We’ve been in Paris, where our son has been studying and working in industrial design. I had so much fun walking around this enchanting city which, among other treasures, has secret gardens galore, flower vendors and flower markets, and floral shops offering spring flowers, herbs, and foliage, all beautifully arranged and presented.
A few years ago I was browsing in a local used book shop when I discovered a volume of essays by Colette,Flowers and Fruit,first printed in the US in 1986.
Some of the essays were inspired by a Swiss publisher, who for a time sent Colette a bouquet of flowers once or twice a week so she could write sketches of those that inspired her.
Colette wrote one of the longer essays in this collection, “Flora and Pomona,” during the Nazi occupation. According to the collection’s editor, Colette conceived of the writing project to “keep the coal bin at 9, rue de Beaujolais well filled and pay the black-market prices for rabbit and cheese and chicken and other comestibles otherwise unavailable, even to much-loved novelists living in the Palais-Royal.”

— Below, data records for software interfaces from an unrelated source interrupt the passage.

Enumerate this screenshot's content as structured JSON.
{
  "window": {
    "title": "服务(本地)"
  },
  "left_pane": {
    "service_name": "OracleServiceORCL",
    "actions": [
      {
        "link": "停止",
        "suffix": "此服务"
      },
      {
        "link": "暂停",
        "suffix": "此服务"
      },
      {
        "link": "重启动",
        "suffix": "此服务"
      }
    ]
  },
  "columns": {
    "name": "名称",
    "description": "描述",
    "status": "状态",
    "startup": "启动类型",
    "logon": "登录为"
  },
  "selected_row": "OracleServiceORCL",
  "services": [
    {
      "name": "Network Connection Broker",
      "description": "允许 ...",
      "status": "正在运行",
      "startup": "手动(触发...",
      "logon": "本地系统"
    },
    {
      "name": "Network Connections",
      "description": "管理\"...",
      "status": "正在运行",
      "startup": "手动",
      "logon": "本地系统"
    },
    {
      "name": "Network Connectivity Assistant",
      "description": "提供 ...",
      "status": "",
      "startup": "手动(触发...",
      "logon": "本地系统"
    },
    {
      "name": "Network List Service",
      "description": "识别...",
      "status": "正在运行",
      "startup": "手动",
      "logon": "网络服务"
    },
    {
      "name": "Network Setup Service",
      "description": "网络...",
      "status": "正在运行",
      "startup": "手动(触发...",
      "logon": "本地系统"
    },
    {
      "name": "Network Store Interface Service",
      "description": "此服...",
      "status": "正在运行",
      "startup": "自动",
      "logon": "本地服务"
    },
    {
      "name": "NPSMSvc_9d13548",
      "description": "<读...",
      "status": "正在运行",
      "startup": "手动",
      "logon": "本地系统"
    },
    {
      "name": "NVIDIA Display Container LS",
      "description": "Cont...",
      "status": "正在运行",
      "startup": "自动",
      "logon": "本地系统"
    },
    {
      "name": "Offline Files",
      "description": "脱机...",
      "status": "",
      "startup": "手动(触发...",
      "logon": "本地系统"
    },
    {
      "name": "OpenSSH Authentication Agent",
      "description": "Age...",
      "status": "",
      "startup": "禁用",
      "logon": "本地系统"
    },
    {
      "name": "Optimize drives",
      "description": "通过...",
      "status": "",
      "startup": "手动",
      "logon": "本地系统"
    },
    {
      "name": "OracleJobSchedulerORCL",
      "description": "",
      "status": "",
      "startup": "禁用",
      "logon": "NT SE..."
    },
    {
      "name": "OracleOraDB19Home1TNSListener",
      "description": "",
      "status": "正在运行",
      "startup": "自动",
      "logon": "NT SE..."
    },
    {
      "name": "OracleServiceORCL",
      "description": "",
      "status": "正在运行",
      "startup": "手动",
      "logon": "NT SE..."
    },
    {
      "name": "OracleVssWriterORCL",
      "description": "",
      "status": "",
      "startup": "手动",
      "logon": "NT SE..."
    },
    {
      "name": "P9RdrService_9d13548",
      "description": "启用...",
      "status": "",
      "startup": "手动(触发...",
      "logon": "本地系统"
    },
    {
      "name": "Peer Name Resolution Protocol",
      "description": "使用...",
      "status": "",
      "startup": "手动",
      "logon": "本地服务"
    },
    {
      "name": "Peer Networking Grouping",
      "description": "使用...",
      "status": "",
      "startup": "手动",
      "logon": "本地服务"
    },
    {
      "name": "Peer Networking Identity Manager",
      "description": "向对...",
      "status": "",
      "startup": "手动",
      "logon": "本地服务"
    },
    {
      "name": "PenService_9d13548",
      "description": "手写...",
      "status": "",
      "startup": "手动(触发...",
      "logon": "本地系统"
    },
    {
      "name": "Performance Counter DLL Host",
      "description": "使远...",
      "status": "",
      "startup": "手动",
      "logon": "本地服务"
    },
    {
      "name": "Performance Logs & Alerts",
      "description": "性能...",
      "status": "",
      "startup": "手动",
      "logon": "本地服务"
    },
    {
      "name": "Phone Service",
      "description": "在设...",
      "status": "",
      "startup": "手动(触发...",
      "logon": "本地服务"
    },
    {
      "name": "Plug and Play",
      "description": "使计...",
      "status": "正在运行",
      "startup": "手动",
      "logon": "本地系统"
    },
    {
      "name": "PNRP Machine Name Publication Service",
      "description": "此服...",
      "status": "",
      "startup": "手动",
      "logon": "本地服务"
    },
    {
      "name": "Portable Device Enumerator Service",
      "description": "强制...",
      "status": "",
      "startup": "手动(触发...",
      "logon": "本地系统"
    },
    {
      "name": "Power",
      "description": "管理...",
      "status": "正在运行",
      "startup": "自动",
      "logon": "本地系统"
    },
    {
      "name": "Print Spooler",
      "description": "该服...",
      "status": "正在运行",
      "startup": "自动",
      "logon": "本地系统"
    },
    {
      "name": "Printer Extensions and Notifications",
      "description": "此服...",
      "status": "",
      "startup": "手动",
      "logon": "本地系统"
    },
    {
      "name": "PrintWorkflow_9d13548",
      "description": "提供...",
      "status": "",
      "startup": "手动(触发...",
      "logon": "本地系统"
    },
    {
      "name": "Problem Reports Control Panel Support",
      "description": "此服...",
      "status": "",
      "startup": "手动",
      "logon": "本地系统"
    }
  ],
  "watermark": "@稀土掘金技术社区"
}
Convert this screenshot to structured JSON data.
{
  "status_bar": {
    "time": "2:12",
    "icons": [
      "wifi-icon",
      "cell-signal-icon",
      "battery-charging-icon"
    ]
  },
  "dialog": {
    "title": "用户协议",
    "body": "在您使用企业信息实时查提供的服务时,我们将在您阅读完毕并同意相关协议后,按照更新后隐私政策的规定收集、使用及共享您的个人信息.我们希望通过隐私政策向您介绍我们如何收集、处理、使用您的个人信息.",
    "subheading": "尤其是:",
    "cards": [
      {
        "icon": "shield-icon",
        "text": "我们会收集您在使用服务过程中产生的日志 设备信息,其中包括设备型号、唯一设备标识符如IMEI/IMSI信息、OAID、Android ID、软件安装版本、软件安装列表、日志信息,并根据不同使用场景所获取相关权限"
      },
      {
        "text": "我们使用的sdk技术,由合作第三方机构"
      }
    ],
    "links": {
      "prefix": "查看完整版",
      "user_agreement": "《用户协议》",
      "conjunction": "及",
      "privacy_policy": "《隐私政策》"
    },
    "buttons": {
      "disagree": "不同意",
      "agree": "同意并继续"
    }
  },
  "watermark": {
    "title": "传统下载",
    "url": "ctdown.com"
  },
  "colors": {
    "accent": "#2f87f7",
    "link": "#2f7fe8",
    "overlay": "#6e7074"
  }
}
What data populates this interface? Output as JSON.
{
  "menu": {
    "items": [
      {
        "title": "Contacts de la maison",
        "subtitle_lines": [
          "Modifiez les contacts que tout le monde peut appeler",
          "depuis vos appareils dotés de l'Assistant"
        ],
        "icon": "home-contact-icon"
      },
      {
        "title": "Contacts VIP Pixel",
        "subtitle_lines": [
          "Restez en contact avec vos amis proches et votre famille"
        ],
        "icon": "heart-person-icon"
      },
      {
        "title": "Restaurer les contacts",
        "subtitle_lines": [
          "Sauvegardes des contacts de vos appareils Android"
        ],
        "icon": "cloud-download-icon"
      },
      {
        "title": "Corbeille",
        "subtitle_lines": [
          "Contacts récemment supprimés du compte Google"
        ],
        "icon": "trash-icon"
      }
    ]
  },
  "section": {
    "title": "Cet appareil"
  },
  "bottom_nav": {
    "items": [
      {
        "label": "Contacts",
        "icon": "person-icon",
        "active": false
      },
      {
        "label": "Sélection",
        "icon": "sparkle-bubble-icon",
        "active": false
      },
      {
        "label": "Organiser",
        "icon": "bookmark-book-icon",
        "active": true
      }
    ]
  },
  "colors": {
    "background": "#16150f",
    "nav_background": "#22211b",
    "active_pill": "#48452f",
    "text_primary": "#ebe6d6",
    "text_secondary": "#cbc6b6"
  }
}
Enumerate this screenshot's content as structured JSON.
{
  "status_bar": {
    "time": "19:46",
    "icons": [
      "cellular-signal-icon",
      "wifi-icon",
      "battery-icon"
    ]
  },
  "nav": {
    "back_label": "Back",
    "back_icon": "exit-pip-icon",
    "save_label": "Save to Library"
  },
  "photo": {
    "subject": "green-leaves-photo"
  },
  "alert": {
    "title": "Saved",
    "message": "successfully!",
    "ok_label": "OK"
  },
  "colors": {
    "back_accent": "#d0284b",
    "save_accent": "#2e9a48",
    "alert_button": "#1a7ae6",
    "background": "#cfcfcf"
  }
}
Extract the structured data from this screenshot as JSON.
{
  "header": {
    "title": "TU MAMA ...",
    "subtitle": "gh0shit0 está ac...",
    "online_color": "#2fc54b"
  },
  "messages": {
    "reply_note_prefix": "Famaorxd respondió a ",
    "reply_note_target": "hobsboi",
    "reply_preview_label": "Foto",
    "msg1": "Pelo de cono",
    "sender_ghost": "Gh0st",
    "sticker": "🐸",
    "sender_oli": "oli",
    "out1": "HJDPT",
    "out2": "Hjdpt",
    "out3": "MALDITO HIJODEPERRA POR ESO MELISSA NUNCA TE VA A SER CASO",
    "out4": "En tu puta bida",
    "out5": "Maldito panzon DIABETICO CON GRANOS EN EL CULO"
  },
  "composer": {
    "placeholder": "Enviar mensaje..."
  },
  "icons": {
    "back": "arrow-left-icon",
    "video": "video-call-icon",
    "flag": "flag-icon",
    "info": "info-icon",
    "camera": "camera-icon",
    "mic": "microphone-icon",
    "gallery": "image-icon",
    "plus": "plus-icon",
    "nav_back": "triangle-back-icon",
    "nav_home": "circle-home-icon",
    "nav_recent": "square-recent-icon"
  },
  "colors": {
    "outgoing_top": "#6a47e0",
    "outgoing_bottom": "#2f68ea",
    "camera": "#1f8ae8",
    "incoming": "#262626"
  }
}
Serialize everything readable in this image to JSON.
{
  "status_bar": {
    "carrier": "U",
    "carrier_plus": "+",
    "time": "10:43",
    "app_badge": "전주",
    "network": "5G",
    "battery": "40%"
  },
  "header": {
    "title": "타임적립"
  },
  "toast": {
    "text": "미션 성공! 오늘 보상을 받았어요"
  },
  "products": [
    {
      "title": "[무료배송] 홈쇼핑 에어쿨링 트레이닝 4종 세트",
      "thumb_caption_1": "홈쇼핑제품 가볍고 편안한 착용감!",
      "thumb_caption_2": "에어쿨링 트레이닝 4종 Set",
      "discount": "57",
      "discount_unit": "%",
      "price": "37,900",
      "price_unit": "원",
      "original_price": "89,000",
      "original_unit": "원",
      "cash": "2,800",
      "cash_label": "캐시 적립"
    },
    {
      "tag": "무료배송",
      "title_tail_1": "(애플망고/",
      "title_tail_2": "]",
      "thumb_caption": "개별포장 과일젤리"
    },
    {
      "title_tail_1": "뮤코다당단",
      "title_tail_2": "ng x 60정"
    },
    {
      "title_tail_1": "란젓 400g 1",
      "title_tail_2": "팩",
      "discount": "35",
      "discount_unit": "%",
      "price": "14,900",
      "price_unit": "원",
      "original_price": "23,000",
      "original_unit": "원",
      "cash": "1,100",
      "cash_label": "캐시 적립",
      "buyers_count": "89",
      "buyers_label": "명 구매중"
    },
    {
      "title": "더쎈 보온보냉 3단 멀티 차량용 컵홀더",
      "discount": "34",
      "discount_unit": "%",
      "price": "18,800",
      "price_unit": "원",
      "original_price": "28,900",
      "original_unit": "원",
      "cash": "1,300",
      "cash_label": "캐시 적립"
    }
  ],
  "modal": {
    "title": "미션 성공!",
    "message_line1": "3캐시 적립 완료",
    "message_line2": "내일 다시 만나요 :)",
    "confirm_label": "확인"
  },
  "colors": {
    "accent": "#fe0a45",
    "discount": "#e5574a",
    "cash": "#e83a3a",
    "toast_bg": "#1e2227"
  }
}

At the time of its publication, some critics said factual errors, weak editing, and a less than adequate translation detracted from Flowers and Fruit. I find Colette’s writing challenging, so this isn’t the kind of book I’d read straight through. It’s a little treasure for floral enthusiasts that’s fun to browse when I want Colette’s unusual take on flowers.
We were lucky to be in Paris on May Day. This holiday’s signature flower is lily of the valley, one of my favorites. They were everywhere.
Here are some of my Paris floral photos paired with Colette’s thoughts on flowers and gardens:
Writer, blogger at Books Can Save a Life, about the healing and enriching power of books. At work on a memoir about growing up with a mother who is mentally ill. A former book editor and medical librarian, my work has been published in Great Lakes Review, Library Journal, and other publications.
View all posts by Valorie Grace Hallinan